live album recording that is one of the film's best sequences.
Good stuff. We'll see how this plays
out come awards time.
Rating: $9.50 Show
Comments? Drop me a line at
Bellview Rating System:
"Opening Weekend": This is
the highest rating a movie can receive. Reserved for movies that
exhibit the highest level of acting, plot, character development,
setting...or Salma Hayek. Not necessarily in that order.
"$X.XX Show": This price
changes each year due to the inflation of movie prices; currently,
it is the $9.50 Show. While not technically perfect, this is a
movie that will still entertain you at a very high level.

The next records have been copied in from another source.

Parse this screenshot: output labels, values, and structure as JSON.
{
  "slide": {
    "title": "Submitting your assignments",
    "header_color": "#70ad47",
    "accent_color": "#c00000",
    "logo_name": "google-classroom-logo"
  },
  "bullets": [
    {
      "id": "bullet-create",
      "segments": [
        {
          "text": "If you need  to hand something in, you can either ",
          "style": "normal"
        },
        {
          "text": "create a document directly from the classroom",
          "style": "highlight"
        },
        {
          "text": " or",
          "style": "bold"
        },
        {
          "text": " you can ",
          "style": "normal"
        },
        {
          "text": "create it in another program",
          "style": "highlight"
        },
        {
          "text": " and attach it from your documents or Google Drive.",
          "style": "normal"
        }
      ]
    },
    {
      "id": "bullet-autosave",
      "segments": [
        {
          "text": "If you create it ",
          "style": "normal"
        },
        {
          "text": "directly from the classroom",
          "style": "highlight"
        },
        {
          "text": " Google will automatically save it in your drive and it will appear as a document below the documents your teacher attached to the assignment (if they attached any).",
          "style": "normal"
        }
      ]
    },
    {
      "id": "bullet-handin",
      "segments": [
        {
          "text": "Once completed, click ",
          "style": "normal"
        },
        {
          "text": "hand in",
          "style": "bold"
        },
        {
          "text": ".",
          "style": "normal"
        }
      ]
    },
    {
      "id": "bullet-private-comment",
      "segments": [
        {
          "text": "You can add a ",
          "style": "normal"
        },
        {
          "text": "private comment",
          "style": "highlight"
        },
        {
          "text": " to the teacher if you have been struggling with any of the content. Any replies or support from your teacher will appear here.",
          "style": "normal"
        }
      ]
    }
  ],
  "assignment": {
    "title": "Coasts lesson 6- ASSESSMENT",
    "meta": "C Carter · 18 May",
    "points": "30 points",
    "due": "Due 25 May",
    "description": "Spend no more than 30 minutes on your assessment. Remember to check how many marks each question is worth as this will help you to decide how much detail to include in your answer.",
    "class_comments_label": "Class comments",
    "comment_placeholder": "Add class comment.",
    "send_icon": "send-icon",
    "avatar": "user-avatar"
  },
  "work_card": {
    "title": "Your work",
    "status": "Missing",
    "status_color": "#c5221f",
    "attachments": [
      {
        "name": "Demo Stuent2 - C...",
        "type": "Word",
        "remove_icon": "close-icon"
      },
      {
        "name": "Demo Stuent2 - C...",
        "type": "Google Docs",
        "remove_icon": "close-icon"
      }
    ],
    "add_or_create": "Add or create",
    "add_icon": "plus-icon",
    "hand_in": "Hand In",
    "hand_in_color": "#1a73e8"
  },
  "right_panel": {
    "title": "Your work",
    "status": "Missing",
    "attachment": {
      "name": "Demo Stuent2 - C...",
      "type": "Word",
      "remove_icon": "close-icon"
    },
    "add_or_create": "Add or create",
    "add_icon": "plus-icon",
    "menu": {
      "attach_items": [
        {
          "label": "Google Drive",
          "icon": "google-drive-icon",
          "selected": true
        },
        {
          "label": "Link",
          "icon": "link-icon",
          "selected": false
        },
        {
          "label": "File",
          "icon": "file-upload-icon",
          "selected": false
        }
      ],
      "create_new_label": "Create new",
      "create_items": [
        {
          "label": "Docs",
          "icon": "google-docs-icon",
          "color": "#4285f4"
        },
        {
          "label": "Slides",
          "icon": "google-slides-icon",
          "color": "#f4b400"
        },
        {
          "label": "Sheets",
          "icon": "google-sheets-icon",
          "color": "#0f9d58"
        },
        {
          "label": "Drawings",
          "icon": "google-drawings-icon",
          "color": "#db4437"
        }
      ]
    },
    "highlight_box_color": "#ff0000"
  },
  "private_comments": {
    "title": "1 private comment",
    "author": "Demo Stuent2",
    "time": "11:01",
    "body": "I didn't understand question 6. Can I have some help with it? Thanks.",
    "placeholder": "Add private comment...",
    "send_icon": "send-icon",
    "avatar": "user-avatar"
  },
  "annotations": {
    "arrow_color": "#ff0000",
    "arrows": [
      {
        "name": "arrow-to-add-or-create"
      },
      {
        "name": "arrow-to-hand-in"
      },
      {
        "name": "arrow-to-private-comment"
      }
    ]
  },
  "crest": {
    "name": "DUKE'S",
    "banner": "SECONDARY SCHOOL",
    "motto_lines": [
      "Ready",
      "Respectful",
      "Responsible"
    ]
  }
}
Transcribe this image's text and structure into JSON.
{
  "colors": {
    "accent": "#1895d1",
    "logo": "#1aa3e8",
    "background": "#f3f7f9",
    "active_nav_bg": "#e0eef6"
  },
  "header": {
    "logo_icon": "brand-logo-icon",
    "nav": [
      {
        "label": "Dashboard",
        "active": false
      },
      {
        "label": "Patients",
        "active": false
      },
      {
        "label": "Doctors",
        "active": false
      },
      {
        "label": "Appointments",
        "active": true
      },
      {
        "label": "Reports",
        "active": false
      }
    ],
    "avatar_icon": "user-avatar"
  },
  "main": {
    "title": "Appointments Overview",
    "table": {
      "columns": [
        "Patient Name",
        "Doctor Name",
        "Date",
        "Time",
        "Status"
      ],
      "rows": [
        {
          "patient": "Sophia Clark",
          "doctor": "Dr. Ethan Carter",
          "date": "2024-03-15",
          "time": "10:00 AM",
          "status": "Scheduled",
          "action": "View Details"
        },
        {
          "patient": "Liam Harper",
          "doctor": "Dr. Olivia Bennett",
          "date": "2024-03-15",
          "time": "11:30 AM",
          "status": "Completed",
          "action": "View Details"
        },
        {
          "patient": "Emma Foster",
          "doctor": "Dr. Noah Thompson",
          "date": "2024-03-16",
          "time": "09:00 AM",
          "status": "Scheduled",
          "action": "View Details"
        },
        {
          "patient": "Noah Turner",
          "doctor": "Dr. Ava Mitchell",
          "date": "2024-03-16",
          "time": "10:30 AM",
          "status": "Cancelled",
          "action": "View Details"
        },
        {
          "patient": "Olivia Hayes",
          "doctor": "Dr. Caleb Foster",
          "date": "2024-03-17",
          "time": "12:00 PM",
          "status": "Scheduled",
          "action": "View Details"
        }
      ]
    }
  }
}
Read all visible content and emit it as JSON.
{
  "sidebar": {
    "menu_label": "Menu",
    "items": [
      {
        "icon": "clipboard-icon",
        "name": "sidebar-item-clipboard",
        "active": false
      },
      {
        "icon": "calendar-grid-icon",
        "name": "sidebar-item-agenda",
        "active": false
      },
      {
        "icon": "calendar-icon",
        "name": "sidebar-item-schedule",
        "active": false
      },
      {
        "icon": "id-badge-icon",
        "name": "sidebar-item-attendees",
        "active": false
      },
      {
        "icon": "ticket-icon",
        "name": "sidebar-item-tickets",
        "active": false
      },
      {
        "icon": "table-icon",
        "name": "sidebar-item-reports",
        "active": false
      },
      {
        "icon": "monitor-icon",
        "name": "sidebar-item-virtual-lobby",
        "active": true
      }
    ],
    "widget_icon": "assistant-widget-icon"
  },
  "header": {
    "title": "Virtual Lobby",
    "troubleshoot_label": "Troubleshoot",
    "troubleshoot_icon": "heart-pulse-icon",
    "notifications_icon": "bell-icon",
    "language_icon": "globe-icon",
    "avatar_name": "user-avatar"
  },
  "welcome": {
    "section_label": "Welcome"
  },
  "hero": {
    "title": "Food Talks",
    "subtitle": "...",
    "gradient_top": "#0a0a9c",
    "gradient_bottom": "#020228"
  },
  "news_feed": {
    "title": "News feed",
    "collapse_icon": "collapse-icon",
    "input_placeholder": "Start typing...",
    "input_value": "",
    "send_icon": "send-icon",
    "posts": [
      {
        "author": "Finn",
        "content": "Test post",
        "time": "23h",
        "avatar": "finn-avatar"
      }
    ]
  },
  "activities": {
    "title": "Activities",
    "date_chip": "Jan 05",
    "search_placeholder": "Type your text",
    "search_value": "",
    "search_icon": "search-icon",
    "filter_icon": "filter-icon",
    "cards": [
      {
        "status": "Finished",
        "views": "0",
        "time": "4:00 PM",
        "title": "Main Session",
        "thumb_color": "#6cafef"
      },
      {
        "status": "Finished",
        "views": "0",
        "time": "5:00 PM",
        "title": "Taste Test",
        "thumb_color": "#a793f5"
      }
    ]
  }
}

"Undercover Brother" falls into this category; it's no "Casablanca",
but you'll have a great time watching. The $9.50 Show won't win any
Oscars, but you'll be quoting lines from the thing for ages (see
"Matinee": An average movie
that merits no more than a $6.50 viewing at your local theater.
Seeing it for less than $9.50 will make you feel a lot better about
yourself. A movie like "Blue Crush" fits this category; you leave
the theater saying "That wasn't too bad...man, did you see that
Lakers game last night?"
"Rental": This rating
indicates a movie that you see in the previews and say to your
friend, "I'll be sure to miss that one." Mostly forgettable, you
couldn't lose too much by going to Hollywood Video and paying $3 to
watch it with your sig other, but you would only do that if the
video store was out of copies of "Ronin." If you can, see this
movie for free. This is what your TV Guide would give "one and a
"Hard Vice": This rating is
the bottom of the barrel. A movie that only six other human beings
have witnessed, this is the worst movie I have ever seen. A Shannon
Tweed "thriller," it is so bad as to be funny during almost every
one of its 84 minutes, and includes the worst ending ever put into a
movie. Marginally worse than "Cabin Boy", "The Avengers" or
"Leonard, Part 6", this rating means that you should avoid this
movie at all costs, or no costs, EVEN IF YOU CAN SEE IT FOR FREE!
(Warning: strong profanity will be used in all reviews of "Hard